Starting Florida quarterback Emory Jones dropped two steps back, trailing 13-10 in the fourth quarter. He looked right toward a pair of receivers, then scanned left and locked eyes with his tight end Kemore Gamble.
Jones unloaded and tried to squeeze a pass to the redshirt senior between four Kentucky defenders in zone coverage.
The pass sailed slightly behind Gamble, and Wildcats outside linebacker J.J. Weaver pounced on the opportunity to make the backbreaking interception.
Wildcats running back Chris Rodriguez Jr. made Jones and the Gators pay and waltzed into the end zone five plays later untouched to give his team a 20-10 lead. Florida failed to overcome the 10-point deficit in a 20-13 defeat.
The loss was UF’s second in three weeks, leaving it with little-to-no hope to return to the SEC Championship and advance to the College Football Playoff under fourth-year head coach Dan Mullen. The Gators lost their carrot at the end of the stick and now must attempt to muster enough motivation to make a fourth straight New Year’s Six bowl, starting this Saturday at noon in The Swamp versus Vanderbilt.
Mullen said Monday he isn’t concerned about stalling out and failing to get over the hump to make the CFP thus far in his tenure.
“Each year is independent of itself,” he said. “A lot of different factors go into things from one year to the next. There’s a lot of football to be played, still to be played this year, so we’ll see how this year plays out.”
Most of Florida’s downfall against Kentucky can be pinned on its’ 15 penalties, eight of which came on false starts. Mullen said center Kingsley Eguakun struggled snapping the ball and hearing Jones’ signals.
In a hostile road environment like Kroger Field, some away teams opt for a silent count to avoid such communication issues. Mullen said Florida never planned to switch from the hard count it typically uses.
“The snap count is our snap count,” Mullen said on Monday. “We’ve used it, most people use it around the country. Every team we’ve played has used it here in The Swamp.”
Mullen and the coaching staff already started to correct the team’s mistakes even before his Monday media availability.
“You go play in a tough environment against a good football team and you make the number of mistakes that we made, you’re not going to win football games,” he said.
Florida’s special teams unit has been a roller coaster this season beyond the leg of punter Jemermy Crawshaw. A missed extra point from kicker Chris Howard against Alabama proved fatal. Last week, Kentucky blocked a 48-yard field goal from kicker Jace Christmann and returned it for a touchdown, which served as a turning point in the contest.

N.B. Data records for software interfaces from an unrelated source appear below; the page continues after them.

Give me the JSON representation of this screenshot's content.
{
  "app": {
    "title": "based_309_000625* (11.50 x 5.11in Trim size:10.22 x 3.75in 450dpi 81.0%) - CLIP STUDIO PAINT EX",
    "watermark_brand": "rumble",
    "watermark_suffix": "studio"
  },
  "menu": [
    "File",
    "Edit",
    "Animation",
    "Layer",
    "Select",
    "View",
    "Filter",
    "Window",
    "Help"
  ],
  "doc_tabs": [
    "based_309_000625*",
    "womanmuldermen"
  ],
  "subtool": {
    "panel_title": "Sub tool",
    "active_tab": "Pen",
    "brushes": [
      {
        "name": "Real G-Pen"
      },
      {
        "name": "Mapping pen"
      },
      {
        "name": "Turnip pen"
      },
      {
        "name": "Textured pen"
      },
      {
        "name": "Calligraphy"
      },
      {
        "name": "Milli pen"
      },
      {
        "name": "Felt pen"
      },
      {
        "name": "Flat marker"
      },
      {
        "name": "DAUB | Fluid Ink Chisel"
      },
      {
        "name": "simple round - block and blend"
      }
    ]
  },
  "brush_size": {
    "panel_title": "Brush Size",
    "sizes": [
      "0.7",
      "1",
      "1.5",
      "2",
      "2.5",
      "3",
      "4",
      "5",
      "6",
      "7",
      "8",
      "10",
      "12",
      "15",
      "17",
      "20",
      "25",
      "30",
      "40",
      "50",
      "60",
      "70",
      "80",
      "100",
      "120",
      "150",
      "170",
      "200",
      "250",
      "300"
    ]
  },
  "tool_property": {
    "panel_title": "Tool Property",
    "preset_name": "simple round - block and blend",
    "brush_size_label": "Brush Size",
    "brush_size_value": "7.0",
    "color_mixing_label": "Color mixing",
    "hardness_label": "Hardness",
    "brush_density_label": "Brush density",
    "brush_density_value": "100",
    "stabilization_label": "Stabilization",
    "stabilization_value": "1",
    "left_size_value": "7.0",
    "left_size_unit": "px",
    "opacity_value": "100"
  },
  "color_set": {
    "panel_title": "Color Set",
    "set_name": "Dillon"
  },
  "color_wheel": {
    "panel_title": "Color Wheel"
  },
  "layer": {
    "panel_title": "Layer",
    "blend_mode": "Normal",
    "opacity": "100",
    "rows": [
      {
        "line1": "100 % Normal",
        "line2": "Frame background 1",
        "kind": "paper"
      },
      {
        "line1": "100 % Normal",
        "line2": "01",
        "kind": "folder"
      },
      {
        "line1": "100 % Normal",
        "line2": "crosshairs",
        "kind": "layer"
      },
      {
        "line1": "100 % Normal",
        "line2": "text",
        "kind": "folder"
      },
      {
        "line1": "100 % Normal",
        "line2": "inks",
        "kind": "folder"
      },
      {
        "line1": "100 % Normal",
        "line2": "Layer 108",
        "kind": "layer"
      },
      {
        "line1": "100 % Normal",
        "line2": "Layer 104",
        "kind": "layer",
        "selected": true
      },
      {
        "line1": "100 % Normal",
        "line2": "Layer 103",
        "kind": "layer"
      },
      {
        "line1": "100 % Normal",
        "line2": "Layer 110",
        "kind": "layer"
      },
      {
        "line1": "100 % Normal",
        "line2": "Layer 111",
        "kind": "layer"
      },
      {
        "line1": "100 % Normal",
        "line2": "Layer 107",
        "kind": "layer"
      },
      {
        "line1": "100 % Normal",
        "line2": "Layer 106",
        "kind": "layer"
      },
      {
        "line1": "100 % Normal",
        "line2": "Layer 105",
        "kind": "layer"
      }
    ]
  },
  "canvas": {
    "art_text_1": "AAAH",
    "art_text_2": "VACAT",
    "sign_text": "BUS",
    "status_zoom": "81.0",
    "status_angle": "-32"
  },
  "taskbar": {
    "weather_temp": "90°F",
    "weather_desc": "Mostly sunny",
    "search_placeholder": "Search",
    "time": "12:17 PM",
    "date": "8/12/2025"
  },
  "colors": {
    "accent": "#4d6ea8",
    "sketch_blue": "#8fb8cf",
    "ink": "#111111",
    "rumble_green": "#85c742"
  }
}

The Wildcats keyed in on stopping the Gators’ third-ranked rushing offense last Saturday. Kentucky’s defense held Florida to 171 yards, almost half of its 323-yards average entering the contest.
Kentucky head coach Mark Stoops stopped Florida’s ground game by crowding the box near the line of scrimmage, leaving Jones room to burn the defense over the top with his arm. But Mullen and Jones never took advantage. Jones threw one pass over 20 yards, which fell incomplete. Twelve of his 134 passing attempts this season traveled that distance or more.
“I trust him throwing the ball deep downfield,” he said.
Vanderbilt enters The Swamp on the heels of an electric win versus Connecticut for its second win of the season. First-year Commodores head coach Clark Lea is trying to establish the foundation for his new program after they went 0-9 a season ago.
Kickoff between Florida and Vanderbilt is set for noon in The Swamp and can be seen on the SEC Network.
Contact Zachary Huber at firstname.lastname@example.org. Follow him on Twitter @zacharyahuber.